Keen to report on her favourite topics, she moved over to the lifestyle desk at The Evening Standard before taking the reins as health and wellbeing editor at news and features agency PA Media. She has also been a senior commissioning editor for the publisher Penguin Random House, finding future bestsellers in the self-development field.
Liz’s features have taken her from fashion front rows to the furthest reaches of the planet, via several hundred sweaty basement gyms in London.

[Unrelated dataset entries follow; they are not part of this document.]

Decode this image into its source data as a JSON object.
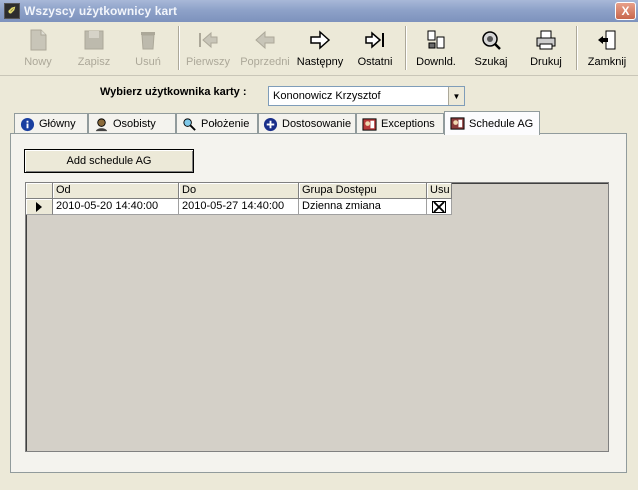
{
  "window": {
    "title": "Wszyscy użytkownicy kart",
    "close_label": "X"
  },
  "toolbar": {
    "buttons": [
      {
        "label": "Nowy",
        "icon": "new-document-icon",
        "enabled": false
      },
      {
        "label": "Zapisz",
        "icon": "save-icon",
        "enabled": false
      },
      {
        "label": "Usuń",
        "icon": "delete-bin-icon",
        "enabled": false
      },
      {
        "label": "Pierwszy",
        "icon": "first-record-icon",
        "enabled": false
      },
      {
        "label": "Poprzedni",
        "icon": "previous-record-icon",
        "enabled": false
      },
      {
        "label": "Następny",
        "icon": "next-record-icon",
        "enabled": true
      },
      {
        "label": "Ostatni",
        "icon": "last-record-icon",
        "enabled": true
      },
      {
        "label": "Downld.",
        "icon": "download-icon",
        "enabled": true
      },
      {
        "label": "Szukaj",
        "icon": "search-icon",
        "enabled": true
      },
      {
        "label": "Drukuj",
        "icon": "printer-icon",
        "enabled": true
      },
      {
        "label": "Zamknij",
        "icon": "exit-door-icon",
        "enabled": true
      }
    ]
  },
  "user_select": {
    "label": "Wybierz użytkownika karty :",
    "value": "Kononowicz Krzysztof"
  },
  "tabs": [
    {
      "label": "Główny",
      "icon": "info-icon",
      "active": false
    },
    {
      "label": "Osobisty",
      "icon": "person-icon",
      "active": false
    },
    {
      "label": "Położenie",
      "icon": "location-icon",
      "active": false
    },
    {
      "label": "Dostosowanie",
      "icon": "plus-circle-icon",
      "active": false
    },
    {
      "label": "Exceptions",
      "icon": "exceptions-icon",
      "active": false
    },
    {
      "label": "Schedule AG",
      "icon": "schedule-icon",
      "active": true
    }
  ],
  "schedule": {
    "add_button_label": "Add schedule AG",
    "columns": [
      "Od",
      "Do",
      "Grupa Dostępu",
      "Usu"
    ],
    "rows": [
      {
        "od": "2010-05-20 14:40:00",
        "do": "2010-05-27 14:40:00",
        "grupa": "Dzienna zmiana",
        "usun": true
      }
    ]
  },
  "colors": {
    "titlebar": "#8ea2c9",
    "face": "#ece9d8",
    "panel": "#f4f3ee",
    "grid_bg": "#d4d0c8"
  }
}
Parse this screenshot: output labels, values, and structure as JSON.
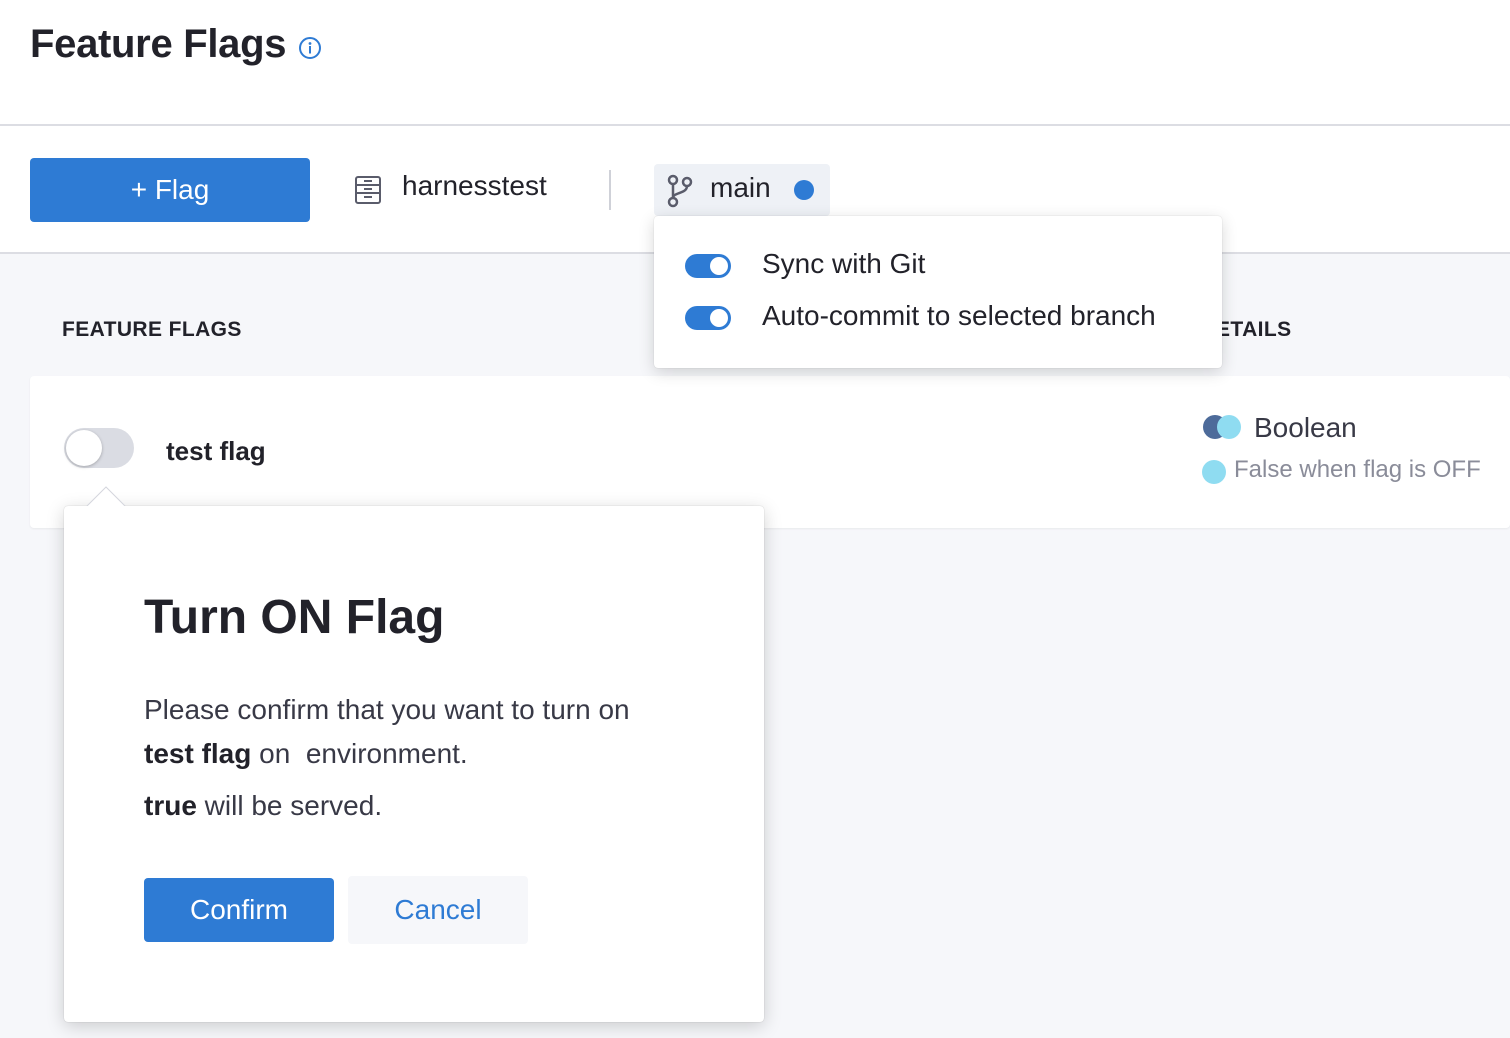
{
  "header": {
    "title": "Feature Flags",
    "info_icon": "info-icon"
  },
  "toolbar": {
    "add_flag_label": "+ Flag",
    "repo_icon": "repository-icon",
    "repo_name": "harnesstest",
    "branch_icon": "git-branch-icon",
    "branch_name": "main",
    "branch_status_color": "#2e7bd4"
  },
  "git_dropdown": {
    "options": [
      {
        "label": "Sync with Git",
        "enabled": true
      },
      {
        "label": "Auto-commit to selected branch",
        "enabled": true
      }
    ]
  },
  "list": {
    "column_flags": "FEATURE FLAGS",
    "column_details": "ETAILS",
    "rows": [
      {
        "name": "test flag",
        "enabled": false,
        "type": "Boolean",
        "default_off": "False when flag is OFF"
      }
    ]
  },
  "confirm_popover": {
    "title": "Turn ON Flag",
    "body_prefix": "Please confirm that you want to turn on",
    "flag_name": "test flag",
    "body_suffix": " on  environment.",
    "serve_value": "true",
    "serve_suffix": " will be served.",
    "confirm_label": "Confirm",
    "cancel_label": "Cancel"
  },
  "colors": {
    "accent": "#2e7bd4",
    "toggle_off": "#dadce3",
    "boolean_dark": "#4d6b9a",
    "boolean_light": "#8fdcf1"
  }
}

Her favourite aspect of her job is getting to write about new trends, whether it’s an under-the-radar travel destination or a TikTok-inspired workout method.
Since going freelance, Liz has written for titles including The Independent, National Geographic Traveller, Stylist, Prospect, Yahoo, and MSN. When she's not writing on her laptop, you'll probably find her at a gig, eating at a new restaurant, or listening to Taylor Swift.